[Assignment]: Your answer must consist of every line from the data below that includes the word "JSON".

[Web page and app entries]
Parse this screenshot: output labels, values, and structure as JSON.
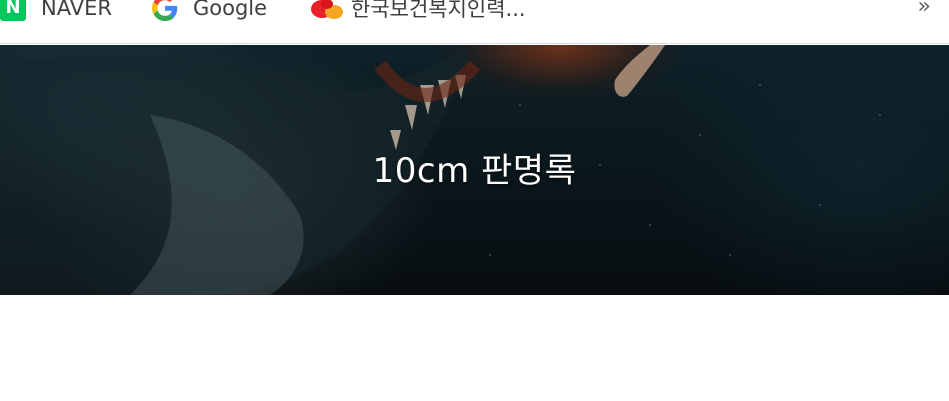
{
  "bookmarks": [
    {
      "label": "NAVER",
      "icon": "naver-icon"
    },
    {
      "label": "Google",
      "icon": "google-icon"
    },
    {
      "label": "한국보건복지인력...",
      "icon": "kuhrdi-icon"
    }
  ],
  "bookmarks_more": "»",
  "hero": {
    "title": "10cm 판명록"
  },
  "colors": {
    "naver_green": "#03c75a",
    "hero_dark": "#0b181d",
    "hero_glow": "#8c3714"
  }
}
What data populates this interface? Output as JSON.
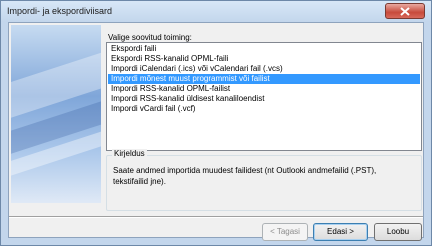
{
  "window": {
    "title": "Impordi- ja ekspordiviisard",
    "close_icon": "close-icon"
  },
  "wizard": {
    "prompt": "Valige soovitud toiming:",
    "actions": [
      {
        "label": "Ekspordi faili",
        "selected": false
      },
      {
        "label": "Ekspordi RSS-kanalid OPML-faili",
        "selected": false
      },
      {
        "label": "Impordi iCalendari (.ics) või vCalendari fail (.vcs)",
        "selected": false
      },
      {
        "label": "Impordi mõnest muust programmist või failist",
        "selected": true
      },
      {
        "label": "Impordi RSS-kanalid OPML-failist",
        "selected": false
      },
      {
        "label": "Impordi RSS-kanalid üldisest kanaliloendist",
        "selected": false
      },
      {
        "label": "Impordi vCardi fail (.vcf)",
        "selected": false
      }
    ],
    "description_title": "Kirjeldus",
    "description_text": "Saate andmed importida muudest failidest (nt Outlooki andmefailid (.PST), tekstifailid jne)."
  },
  "buttons": {
    "back": "< Tagasi",
    "next": "Edasi >",
    "cancel": "Loobu"
  },
  "colors": {
    "selection": "#3399ff",
    "frame": "#c3d6ec"
  }
}
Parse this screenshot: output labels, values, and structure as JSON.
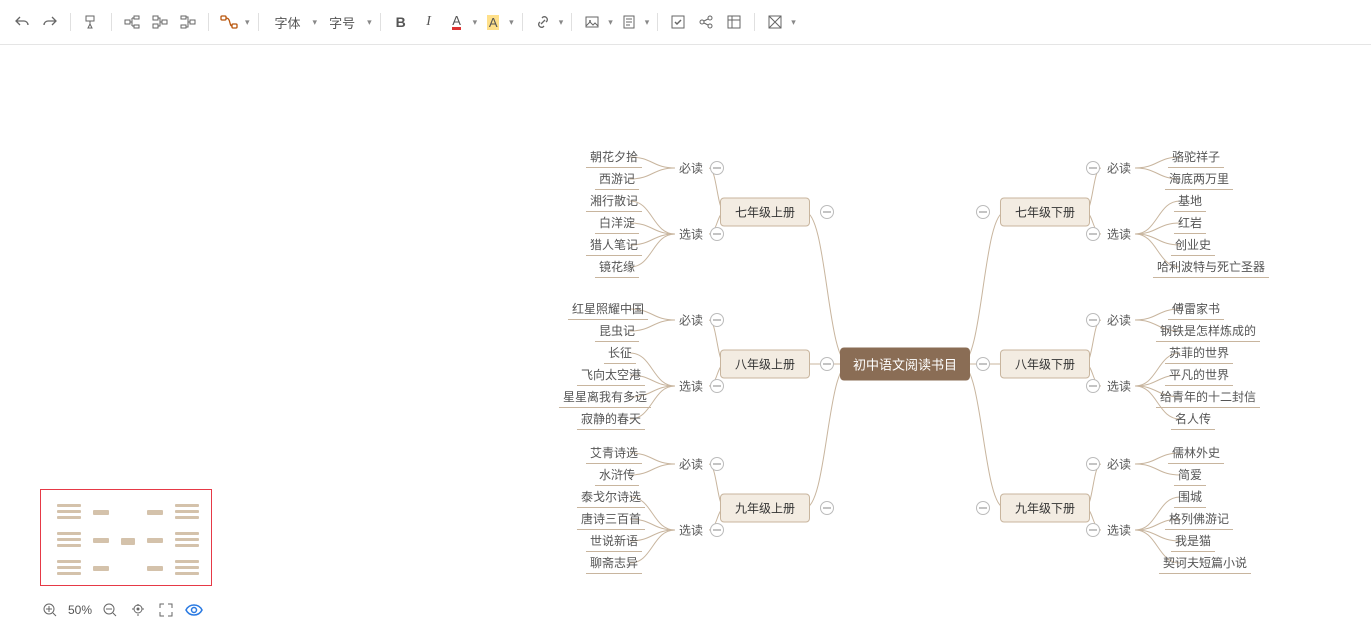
{
  "toolbar": {
    "font_label": "字体",
    "size_label": "字号"
  },
  "zoom": {
    "pct": "50%"
  },
  "root": "初中语文阅读书目",
  "grades": {
    "g7u": "七年级上册",
    "g7d": "七年级下册",
    "g8u": "八年级上册",
    "g8d": "八年级下册",
    "g9u": "九年级上册",
    "g9d": "九年级下册"
  },
  "cat": {
    "must": "必读",
    "opt": "选读"
  },
  "leaves": {
    "g7u_m": [
      "朝花夕拾",
      "西游记"
    ],
    "g7u_o": [
      "湘行散记",
      "白洋淀",
      "猎人笔记",
      "镜花缘"
    ],
    "g7d_m": [
      "骆驼祥子",
      "海底两万里"
    ],
    "g7d_o": [
      "基地",
      "红岩",
      "创业史",
      "哈利波特与死亡圣器"
    ],
    "g8u_m": [
      "红星照耀中国",
      "昆虫记"
    ],
    "g8u_o": [
      "长征",
      "飞向太空港",
      "星星离我有多远",
      "寂静的春天"
    ],
    "g8d_m": [
      "傅雷家书",
      "钢铁是怎样炼成的"
    ],
    "g8d_o": [
      "苏菲的世界",
      "平凡的世界",
      "给青年的十二封信",
      "名人传"
    ],
    "g9u_m": [
      "艾青诗选",
      "水浒传"
    ],
    "g9u_o": [
      "泰戈尔诗选",
      "唐诗三百首",
      "世说新语",
      "聊斋志异"
    ],
    "g9d_m": [
      "儒林外史",
      "简爱"
    ],
    "g9d_o": [
      "围城",
      "格列佛游记",
      "我是猫",
      "契诃夫短篇小说"
    ]
  }
}
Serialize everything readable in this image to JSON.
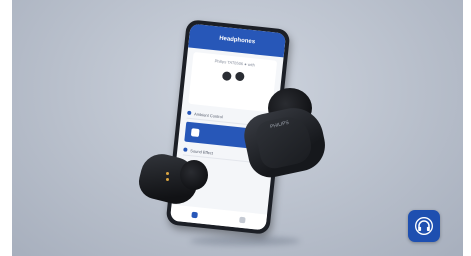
{
  "app": {
    "header_title": "Headphones",
    "device_name": "Philips TAT8506 ● with",
    "section_noise": "Ambient Control",
    "section_sound": "Sound Effect",
    "brand_mark": "PHILIPS"
  },
  "icons": {
    "app_icon": "headphones-icon"
  },
  "colors": {
    "accent": "#2757b8",
    "app_icon_bg": "#1e4fb0",
    "background": "#bcc3ce"
  }
}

[Solution below]:
Parse this screenshot: output labels, values, and structure as JSON.
What data populates this interface? Output as JSON.
Parse this screenshot: output labels, values, and structure as JSON.
Serialize everything readable in this image to JSON.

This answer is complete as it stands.